Task requirements |
Exact copy, no pictures: reproduce the lines from the one that holds "Read all visible content and emit it as JSON." through the end of the entries.

--- Material to process Enclosed Below ---

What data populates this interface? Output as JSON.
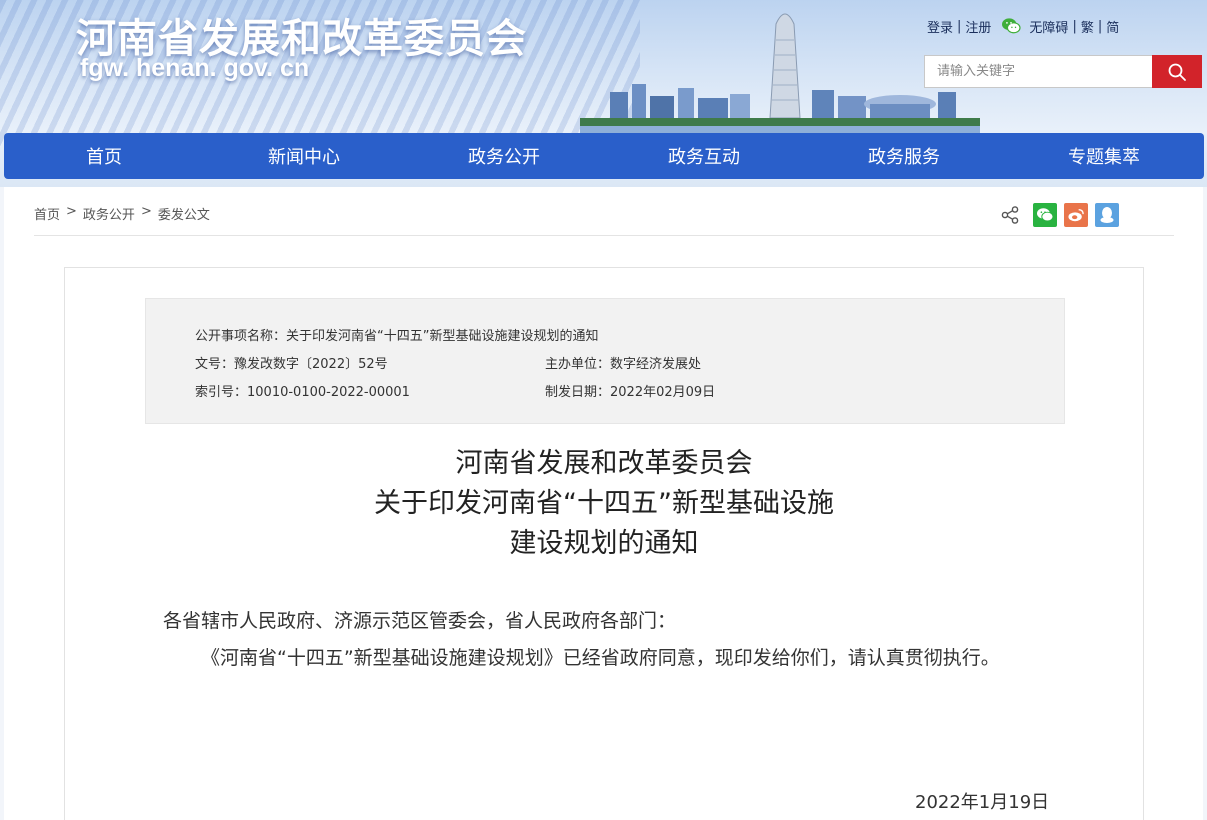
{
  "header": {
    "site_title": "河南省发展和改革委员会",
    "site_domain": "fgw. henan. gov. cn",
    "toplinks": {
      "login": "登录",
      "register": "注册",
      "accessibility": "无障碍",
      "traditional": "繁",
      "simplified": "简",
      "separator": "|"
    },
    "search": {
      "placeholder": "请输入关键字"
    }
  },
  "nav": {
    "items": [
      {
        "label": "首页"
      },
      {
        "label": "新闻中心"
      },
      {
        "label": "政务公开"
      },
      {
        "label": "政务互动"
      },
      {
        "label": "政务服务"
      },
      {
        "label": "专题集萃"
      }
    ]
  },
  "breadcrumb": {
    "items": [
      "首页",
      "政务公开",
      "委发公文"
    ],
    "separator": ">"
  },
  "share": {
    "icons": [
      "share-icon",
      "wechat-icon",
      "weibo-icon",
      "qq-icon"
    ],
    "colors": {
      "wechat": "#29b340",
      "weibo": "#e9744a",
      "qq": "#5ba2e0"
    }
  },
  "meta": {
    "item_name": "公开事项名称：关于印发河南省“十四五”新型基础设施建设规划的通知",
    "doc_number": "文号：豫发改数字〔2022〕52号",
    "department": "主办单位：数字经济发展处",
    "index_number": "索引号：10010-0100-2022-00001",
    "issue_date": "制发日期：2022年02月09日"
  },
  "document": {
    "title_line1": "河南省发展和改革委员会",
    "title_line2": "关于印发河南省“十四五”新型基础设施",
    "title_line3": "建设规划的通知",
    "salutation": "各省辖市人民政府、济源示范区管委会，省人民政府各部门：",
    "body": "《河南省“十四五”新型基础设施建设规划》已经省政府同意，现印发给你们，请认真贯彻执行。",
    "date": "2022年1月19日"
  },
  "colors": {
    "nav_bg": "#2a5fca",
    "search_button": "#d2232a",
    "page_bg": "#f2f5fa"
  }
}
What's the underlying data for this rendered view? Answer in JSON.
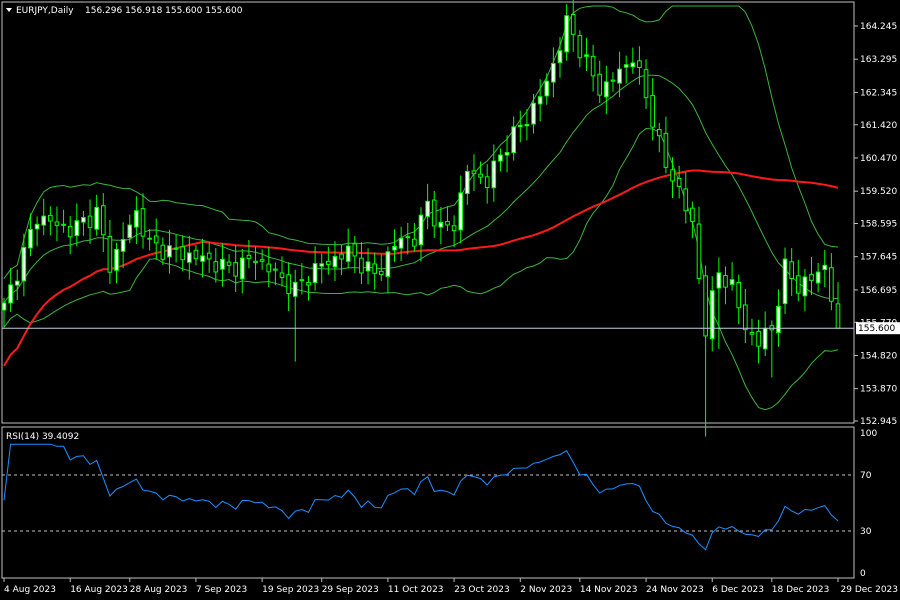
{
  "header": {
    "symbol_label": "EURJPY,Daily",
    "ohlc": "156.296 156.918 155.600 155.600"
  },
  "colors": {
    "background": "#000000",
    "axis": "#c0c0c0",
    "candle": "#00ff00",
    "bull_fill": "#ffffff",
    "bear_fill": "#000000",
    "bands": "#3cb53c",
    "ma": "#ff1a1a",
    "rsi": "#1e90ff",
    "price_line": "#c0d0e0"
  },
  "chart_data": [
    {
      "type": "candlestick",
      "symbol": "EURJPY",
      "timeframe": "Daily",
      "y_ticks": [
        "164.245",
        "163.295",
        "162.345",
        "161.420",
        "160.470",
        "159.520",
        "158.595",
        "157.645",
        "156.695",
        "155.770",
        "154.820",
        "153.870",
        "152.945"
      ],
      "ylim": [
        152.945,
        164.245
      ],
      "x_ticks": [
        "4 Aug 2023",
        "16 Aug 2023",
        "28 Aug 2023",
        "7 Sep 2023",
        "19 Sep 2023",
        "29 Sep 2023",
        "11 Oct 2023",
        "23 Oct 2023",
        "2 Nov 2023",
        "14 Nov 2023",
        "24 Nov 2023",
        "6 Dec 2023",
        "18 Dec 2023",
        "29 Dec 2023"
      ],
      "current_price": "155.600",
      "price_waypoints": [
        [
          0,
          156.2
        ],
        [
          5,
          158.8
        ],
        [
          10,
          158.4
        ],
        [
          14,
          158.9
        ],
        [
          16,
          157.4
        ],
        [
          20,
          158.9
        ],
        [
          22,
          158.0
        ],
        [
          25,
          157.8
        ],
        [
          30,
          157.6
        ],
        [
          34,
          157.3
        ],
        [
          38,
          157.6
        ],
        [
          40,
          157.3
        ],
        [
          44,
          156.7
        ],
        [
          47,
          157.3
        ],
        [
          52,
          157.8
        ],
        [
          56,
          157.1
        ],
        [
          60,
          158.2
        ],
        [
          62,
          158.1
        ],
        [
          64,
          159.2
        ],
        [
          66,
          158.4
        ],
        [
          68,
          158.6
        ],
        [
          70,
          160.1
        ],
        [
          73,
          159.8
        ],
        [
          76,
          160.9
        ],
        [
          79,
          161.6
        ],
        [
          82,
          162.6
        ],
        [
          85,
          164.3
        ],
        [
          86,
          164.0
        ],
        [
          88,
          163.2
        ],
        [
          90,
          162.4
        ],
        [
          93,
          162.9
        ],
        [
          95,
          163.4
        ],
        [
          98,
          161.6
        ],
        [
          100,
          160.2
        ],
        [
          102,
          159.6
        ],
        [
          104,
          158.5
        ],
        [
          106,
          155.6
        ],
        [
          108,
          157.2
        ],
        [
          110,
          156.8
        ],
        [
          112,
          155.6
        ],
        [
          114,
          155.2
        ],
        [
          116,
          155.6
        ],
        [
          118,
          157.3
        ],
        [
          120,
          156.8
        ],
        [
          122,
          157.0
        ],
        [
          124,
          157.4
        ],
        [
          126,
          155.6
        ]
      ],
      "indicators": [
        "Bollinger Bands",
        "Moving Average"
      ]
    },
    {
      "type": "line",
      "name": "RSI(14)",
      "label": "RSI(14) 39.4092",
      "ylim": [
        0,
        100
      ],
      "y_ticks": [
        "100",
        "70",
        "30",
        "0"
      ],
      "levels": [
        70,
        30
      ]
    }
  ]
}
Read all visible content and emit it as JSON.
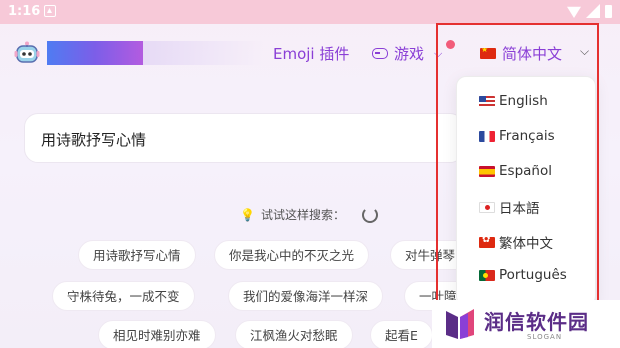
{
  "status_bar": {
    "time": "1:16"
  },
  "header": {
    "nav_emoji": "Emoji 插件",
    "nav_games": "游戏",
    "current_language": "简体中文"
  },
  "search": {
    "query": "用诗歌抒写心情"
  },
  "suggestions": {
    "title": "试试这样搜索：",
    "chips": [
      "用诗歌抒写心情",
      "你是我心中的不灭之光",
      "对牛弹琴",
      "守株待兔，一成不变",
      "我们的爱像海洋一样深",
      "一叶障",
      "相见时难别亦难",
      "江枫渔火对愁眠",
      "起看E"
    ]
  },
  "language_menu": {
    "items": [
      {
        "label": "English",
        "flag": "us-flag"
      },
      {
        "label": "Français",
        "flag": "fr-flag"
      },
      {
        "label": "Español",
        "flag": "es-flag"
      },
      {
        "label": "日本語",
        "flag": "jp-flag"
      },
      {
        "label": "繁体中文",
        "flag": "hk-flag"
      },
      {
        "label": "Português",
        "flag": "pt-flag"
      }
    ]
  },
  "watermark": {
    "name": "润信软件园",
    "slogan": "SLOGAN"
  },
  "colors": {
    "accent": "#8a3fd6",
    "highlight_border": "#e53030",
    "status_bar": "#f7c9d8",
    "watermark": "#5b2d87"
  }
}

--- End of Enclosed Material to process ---

Solution to this task |
Read all visible content and emit it as JSON.
{
  "status_bar": {
    "time": "1:16"
  },
  "header": {
    "nav_emoji": "Emoji 插件",
    "nav_games": "游戏",
    "current_language": "简体中文"
  },
  "search": {
    "query": "用诗歌抒写心情"
  },
  "suggestions": {
    "title": "试试这样搜索：",
    "chips": [
      "用诗歌抒写心情",
      "你是我心中的不灭之光",
      "对牛弹琴",
      "守株待兔，一成不变",
      "我们的爱像海洋一样深",
      "一叶障",
      "相见时难别亦难",
      "江枫渔火对愁眠",
      "起看E"
    ]
  },
  "language_menu": {
    "items": [
      {
        "label": "English",
        "flag": "us-flag"
      },
      {
        "label": "Français",
        "flag": "fr-flag"
      },
      {
        "label": "Español",
        "flag": "es-flag"
      },
      {
        "label": "日本語",
        "flag": "jp-flag"
      },
      {
        "label": "繁体中文",
        "flag": "hk-flag"
      },
      {
        "label": "Português",
        "flag": "pt-flag"
      }
    ]
  },
  "watermark": {
    "name": "润信软件园",
    "slogan": "SLOGAN"
  },
  "colors": {
    "accent": "#8a3fd6",
    "highlight_border": "#e53030",
    "status_bar": "#f7c9d8",
    "watermark": "#5b2d87"
  }
}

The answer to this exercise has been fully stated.